Why Apple’s iMessage is winning: Teens dread the green text bubble

Tim Higgins, Wall Street Journal:

Soon after 19-year-old Adele Lowitz gave up her Apple iPhone 11 for an experimental go with an Android smartphone, a friend in her long-running texting group chimed in: “Who’s green?”


That pressure to be a part of the blue text group is the product of decisions by Apple executives starting years ago that have, with little fanfare, built iMessage into one of the world’s most widely used social networks and helped to cement the iPhone’s dominance among young smartphone users in the U.S.

Astonishingly, the Piper Sandler annual survey of teen habits reports that 87% of US teens own an iPhone.

You could argue that the blue/green bubble issue is at least part of the reason why.

More from the WSJ:

“In the absence of a strategy to become the primary messaging service for [the] bulk of cell phone users, I am concerned the iMessage on Android would simply serve to remove [an] obstacle to iPhone families giving their kids Android phones,” Craig Federighi, Apple’s chief software executive, said in a 2013 email


Phil Schiller made a similar case to Chief Executive Tim Cook in another email: “Moving iMessage to Android will hurt us more than help us,” he said. Another warning that year came from a former Apple executive who told his old colleagues in an email that “iMessage amounts to serious lock-in.”

When an Android (i.e., green bubble) user joins an iMessage thread, the thread turns green. I find this annoying. The color change is not an issue. It’s the fact that functionality changes once that blue bubble thread turns green. For example, when I send an image as part of a mixed green thread, the send often (but not always) times out and fails.

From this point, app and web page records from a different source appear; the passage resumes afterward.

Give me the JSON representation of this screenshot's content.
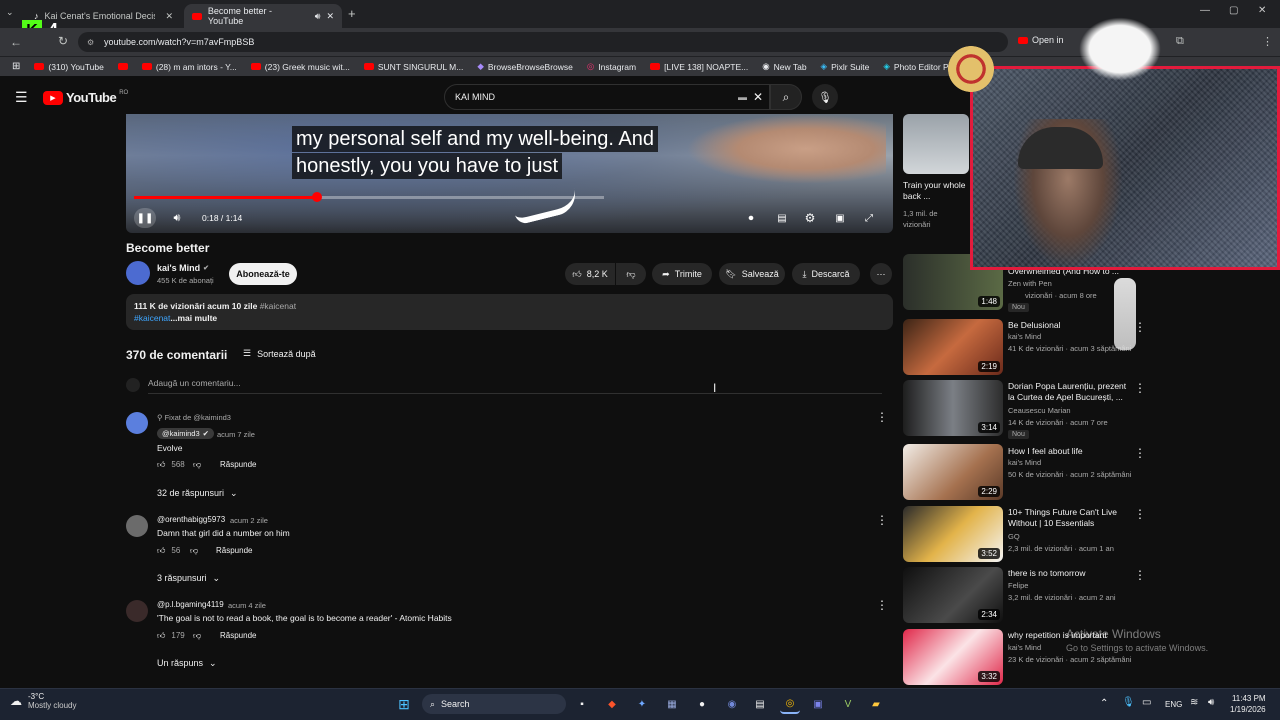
{
  "browser": {
    "tabs": [
      {
        "title": "Kai Cenat's Emotional Decision"
      },
      {
        "title": "Become better - YouTube"
      }
    ],
    "new_tab_label": "+",
    "url": "youtube.com/watch?v=m7avFmpBSB",
    "open_in_app_label": "Open in",
    "bookmarks": [
      {
        "label": "(310) YouTube"
      },
      {
        "label": ""
      },
      {
        "label": "(28) m am intors - Y..."
      },
      {
        "label": "(23) Greek music wit..."
      },
      {
        "label": "SUNT SINGURUL M..."
      },
      {
        "label": "BrowseBrowseBrowse"
      },
      {
        "label": "Instagram"
      },
      {
        "label": "[LIVE 138] NOAPTE..."
      },
      {
        "label": "New Tab"
      },
      {
        "label": "Pixlr Suite"
      },
      {
        "label": "Photo Editor Pixlr"
      }
    ],
    "overlay_logo_text": "4"
  },
  "youtube": {
    "logo_text": "YouTube",
    "region": "RO",
    "search_value": "KAI MIND",
    "player": {
      "caption_line1": "my personal self and my well-being. And",
      "caption_line2": "honestly, you you have to just",
      "time": "0:18 / 1:14",
      "progress_fraction": 0.39
    },
    "video": {
      "title": "Become better",
      "channel": "kai's Mind",
      "subscribers": "455 K de abonați",
      "subscribe_label": "Abonează-te",
      "likes": "8,2 K",
      "share_label": "Trimite",
      "save_label": "Salvează",
      "download_label": "Descarcă",
      "views_age": "111 K de vizionări  acum 10 zile",
      "hashtag1": "#kaicenat",
      "hashtag2": "#kaicenat",
      "more_label": "...mai multe"
    },
    "comments": {
      "count_label": "370 de comentarii",
      "sort_label": "Sortează după",
      "add_placeholder": "Adaugă un comentariu...",
      "items": [
        {
          "pinned": "Fixat de @kaimind3",
          "author": "@kaimind3",
          "age": "acum 7 zile",
          "text": "Evolve",
          "likes": "568",
          "reply": "Răspunde",
          "replies": "32 de răspunsuri"
        },
        {
          "author": "@orenthabigg5973",
          "age": "acum 2 zile",
          "text": "Damn that girl did a number on him",
          "likes": "56",
          "reply": "Răspunde",
          "replies": "3 răspunsuri"
        },
        {
          "author": "@p.l.bgaming4119",
          "age": "acum 4 zile",
          "text": "'The goal is not to read a book, the goal is to become a reader' - Atomic Habits",
          "likes": "179",
          "reply": "Răspunde",
          "replies": "Un răspuns"
        }
      ]
    },
    "related": [
      {
        "title": "Train your whole back ...",
        "meta1": "1,3 mil. de",
        "meta2": "vizionări",
        "duration": ""
      },
      {
        "title": "Overwhelmed (And How to ...",
        "channel": "Zen with Pen",
        "meta": "vizionări · acum 8 ore",
        "badge": "Nou",
        "duration": "1:48"
      },
      {
        "title": "Be Delusional",
        "channel": "kai's Mind",
        "meta": "41 K de vizionări · acum 3 săptămâni",
        "duration": "2:19"
      },
      {
        "title": "Dorian Popa Laurențiu, prezent la Curtea de Apel București, ...",
        "channel": "Ceausescu Marian",
        "meta": "14 K de vizionări · acum 7 ore",
        "badge": "Nou",
        "duration": "3:14"
      },
      {
        "title": "How I feel about life",
        "channel": "kai's Mind",
        "meta": "50 K de vizionări · acum 2 săptămâni",
        "duration": "2:29"
      },
      {
        "title": "10+ Things Future Can't Live Without | 10 Essentials",
        "channel": "GQ",
        "meta": "2,3 mil. de vizionări · acum 1 an",
        "duration": "3:52"
      },
      {
        "title": "there is no tomorrow",
        "channel": "Felipe",
        "meta": "3,2 mil. de vizionări · acum 2 ani",
        "duration": "2:34"
      },
      {
        "title": "why repetition is important",
        "channel": "kai's Mind",
        "meta": "23 K de vizionări · acum 2 săptămâni",
        "duration": "3:32"
      }
    ]
  },
  "windows": {
    "watermark_title": "Activate Windows",
    "watermark_sub": "Go to Settings to activate Windows.",
    "weather_temp": "-3°C",
    "weather_desc": "Mostly cloudy",
    "search_label": "Search",
    "lang": "ENG",
    "time": "11:43 PM",
    "date": "1/19/2026"
  },
  "colors": {
    "accent": "#ff0000",
    "cam_border": "#e31b3c",
    "background": "#0f0f0f"
  }
}
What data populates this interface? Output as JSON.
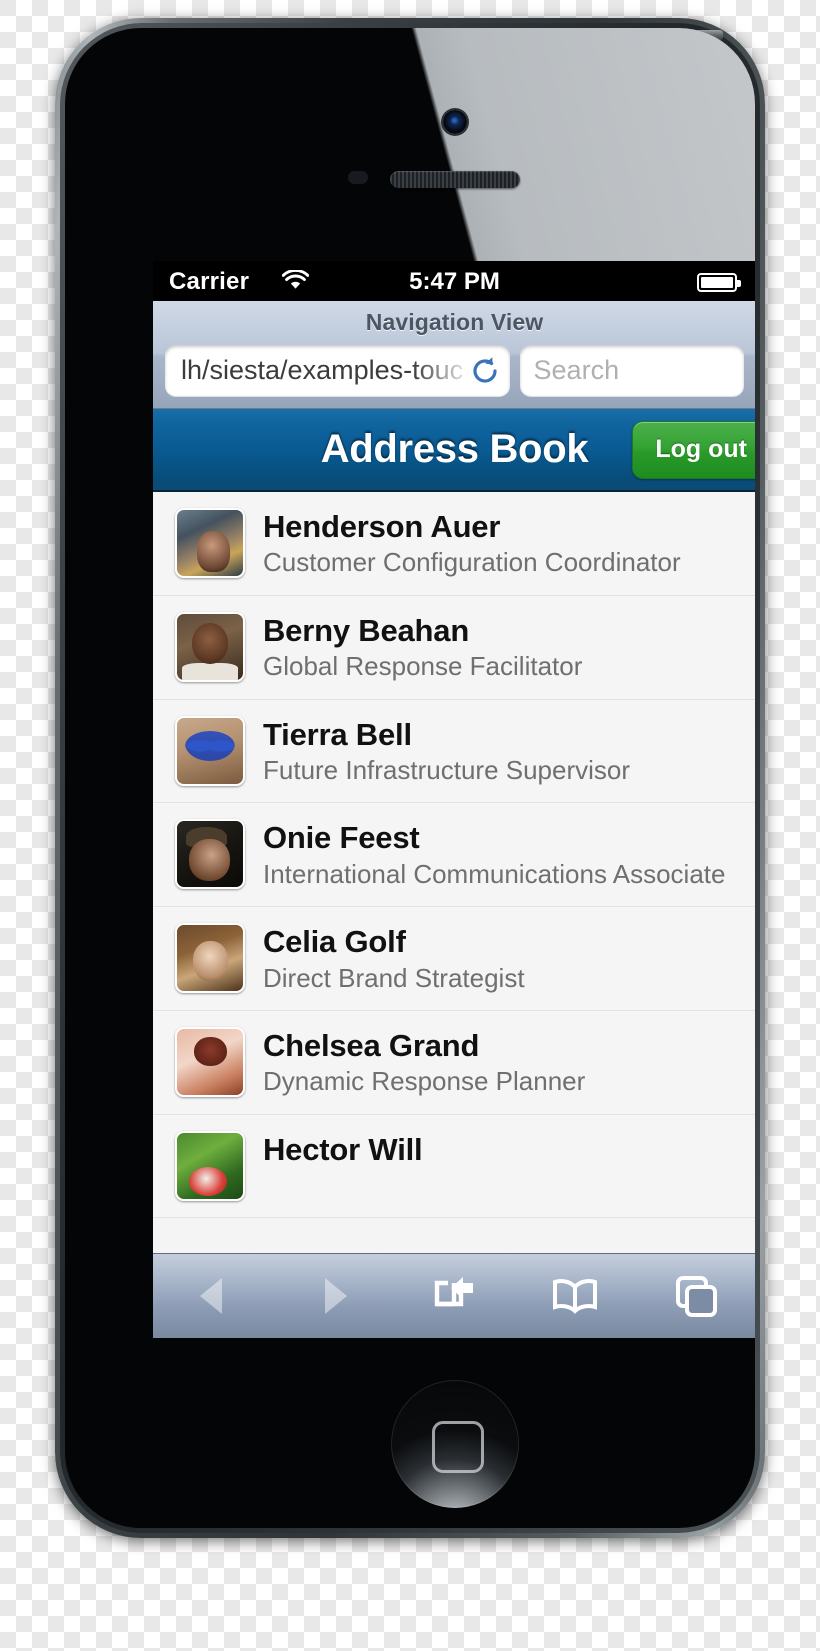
{
  "status_bar": {
    "carrier": "Carrier",
    "wifi_icon": "wifi-icon",
    "time": "5:47 PM",
    "battery_icon": "battery-full-icon"
  },
  "browser": {
    "nav_title": "Navigation View",
    "url_value": "lh/siesta/examples-touch",
    "reload_icon": "reload-icon",
    "search_placeholder": "Search",
    "search_value": "",
    "toolbar": {
      "back_label": "back-icon",
      "forward_label": "forward-icon",
      "share_label": "share-icon",
      "bookmarks_label": "bookmarks-icon",
      "tabs_label": "tabs-icon"
    }
  },
  "app": {
    "title": "Address Book",
    "logout_label": "Log out",
    "accent_blue": "#0a5a93",
    "accent_green": "#33a233",
    "contacts": [
      {
        "name": "Henderson Auer",
        "title": "Customer Configuration Coordinator",
        "avatar": "avatar-henderson-auer"
      },
      {
        "name": "Berny Beahan",
        "title": "Global Response Facilitator",
        "avatar": "avatar-berny-beahan"
      },
      {
        "name": "Tierra Bell",
        "title": "Future Infrastructure Supervisor",
        "avatar": "avatar-tierra-bell"
      },
      {
        "name": "Onie Feest",
        "title": "International Communications Associate",
        "avatar": "avatar-onie-feest"
      },
      {
        "name": "Celia Golf",
        "title": "Direct Brand Strategist",
        "avatar": "avatar-celia-golf"
      },
      {
        "name": "Chelsea Grand",
        "title": "Dynamic Response Planner",
        "avatar": "avatar-chelsea-grand"
      },
      {
        "name": "Hector Will",
        "title": "",
        "avatar": "avatar-hector-will"
      }
    ]
  }
}
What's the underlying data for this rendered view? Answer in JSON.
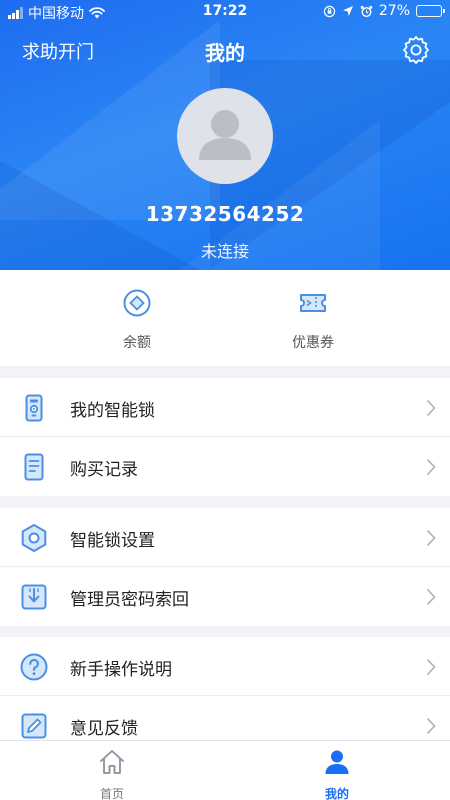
{
  "status_bar": {
    "carrier": "中国移动",
    "time": "17:22",
    "battery": "27%",
    "battery_level": 0.27
  },
  "nav": {
    "left_action": "求助开门",
    "title": "我的",
    "right_icon": "gear-icon"
  },
  "profile": {
    "phone": "13732564252",
    "connection_status": "未连接"
  },
  "quick_actions": [
    {
      "label": "余额",
      "icon": "balance-icon"
    },
    {
      "label": "优惠券",
      "icon": "coupon-icon"
    }
  ],
  "menu_sections": [
    [
      {
        "label": "我的智能锁",
        "icon": "smart-lock-icon"
      },
      {
        "label": "购买记录",
        "icon": "purchase-record-icon"
      }
    ],
    [
      {
        "label": "智能锁设置",
        "icon": "lock-settings-icon"
      },
      {
        "label": "管理员密码索回",
        "icon": "password-recovery-icon"
      }
    ],
    [
      {
        "label": "新手操作说明",
        "icon": "help-icon"
      },
      {
        "label": "意见反馈",
        "icon": "feedback-icon"
      }
    ]
  ],
  "tabbar": [
    {
      "label": "首页",
      "icon": "home-icon",
      "active": false
    },
    {
      "label": "我的",
      "icon": "user-icon",
      "active": true
    }
  ],
  "colors": {
    "primary": "#1a6ef5",
    "icon_blue": "#4a90e2",
    "background": "#f2f3f7"
  }
}
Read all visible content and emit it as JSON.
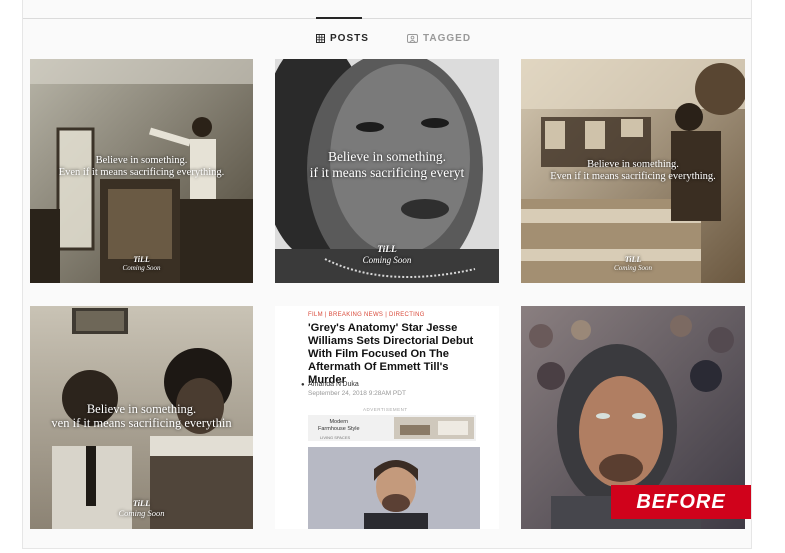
{
  "tabs": [
    {
      "label": "POSTS",
      "icon": "grid-icon",
      "active": true
    },
    {
      "label": "TAGGED",
      "icon": "tag-icon",
      "active": false
    }
  ],
  "overlay": {
    "line1": "Believe in something.",
    "line2": "Even if it means sacrificing everything.",
    "line2_cropped": "if it means sacrificing everyt",
    "line2_cropped_b": "ven if it means sacrificing everythin",
    "title": "TiLL",
    "subtitle": "Coming Soon"
  },
  "article": {
    "category": "FILM | BREAKING NEWS | DIRECTING",
    "headline": "'Grey's Anatomy' Star Jesse Williams Sets Directorial Debut With Film Focused On The Aftermath Of Emmett Till's Murder",
    "author": "Amanda N'Duka",
    "date": "September 24, 2018 9:28AM PDT",
    "ad_label": "ADVERTISEMENT",
    "ad_text_1": "Modern",
    "ad_text_2": "Farmhouse Style",
    "ad_cta": "LIVING SPACES"
  },
  "badge": {
    "label": "BEFORE",
    "color": "#d0021b"
  }
}
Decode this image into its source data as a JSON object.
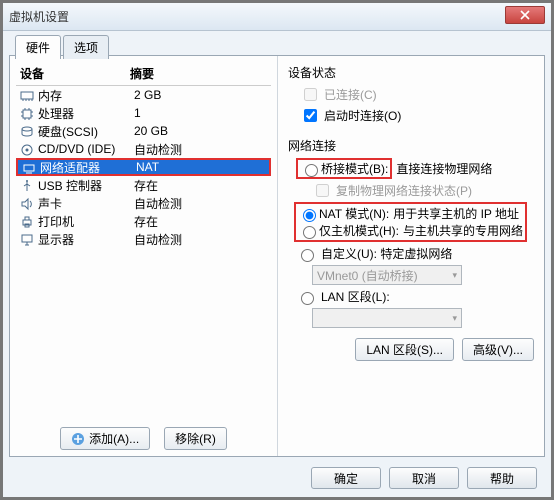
{
  "window": {
    "title": "虚拟机设置"
  },
  "tabs": {
    "hardware": "硬件",
    "options": "选项"
  },
  "columns": {
    "device": "设备",
    "summary": "摘要"
  },
  "devices": [
    {
      "name": "内存",
      "summary": "2 GB",
      "icon": "memory"
    },
    {
      "name": "处理器",
      "summary": "1",
      "icon": "cpu"
    },
    {
      "name": "硬盘(SCSI)",
      "summary": "20 GB",
      "icon": "disk"
    },
    {
      "name": "CD/DVD (IDE)",
      "summary": "自动检测",
      "icon": "cd"
    },
    {
      "name": "网络适配器",
      "summary": "NAT",
      "icon": "net",
      "selected": true
    },
    {
      "name": "USB 控制器",
      "summary": "存在",
      "icon": "usb"
    },
    {
      "name": "声卡",
      "summary": "自动检测",
      "icon": "sound"
    },
    {
      "name": "打印机",
      "summary": "存在",
      "icon": "printer"
    },
    {
      "name": "显示器",
      "summary": "自动检测",
      "icon": "display"
    }
  ],
  "left_buttons": {
    "add": "添加(A)...",
    "remove": "移除(R)"
  },
  "device_state": {
    "label": "设备状态",
    "connected": "已连接(C)",
    "connect_at_power_on": "启动时连接(O)"
  },
  "network": {
    "label": "网络连接",
    "bridged": "桥接模式(B):",
    "bridged_desc": "直接连接物理网络",
    "replicate": "复制物理网络连接状态(P)",
    "nat": "NAT 模式(N):",
    "nat_desc": "用于共享主机的 IP 地址",
    "hostonly": "仅主机模式(H):",
    "hostonly_desc": "与主机共享的专用网络",
    "custom": "自定义(U): 特定虚拟网络",
    "custom_value": "VMnet0 (自动桥接)",
    "lan": "LAN 区段(L):",
    "lan_value": ""
  },
  "right_buttons": {
    "lan_segments": "LAN 区段(S)...",
    "advanced": "高级(V)..."
  },
  "dialog_buttons": {
    "ok": "确定",
    "cancel": "取消",
    "help": "帮助"
  }
}
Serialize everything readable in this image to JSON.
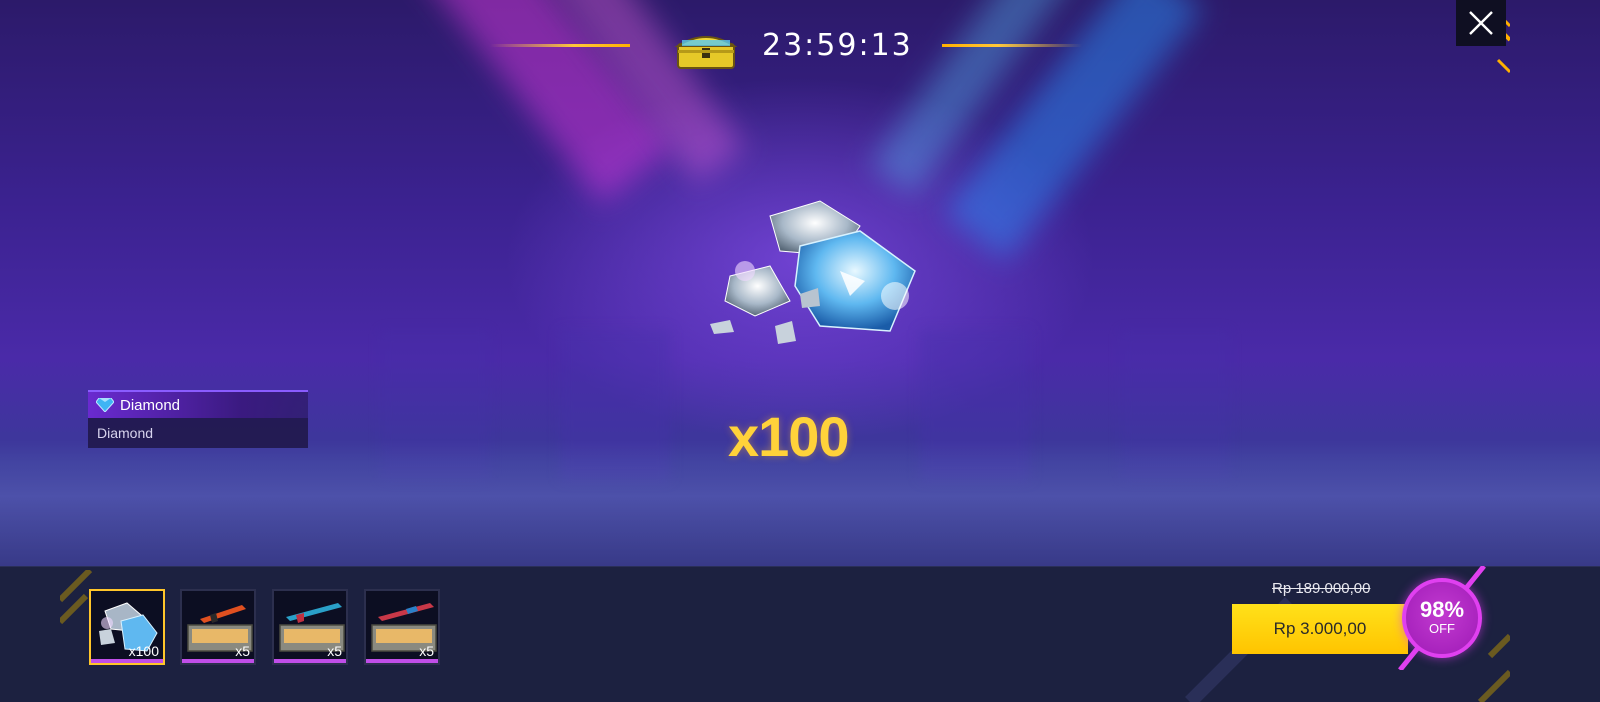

Obviously, the Android team wants this changed (see this tweet in response to the WSJ article from Google Senior VP Hiroshi Lockheimer). Question is, will Apple budge on this?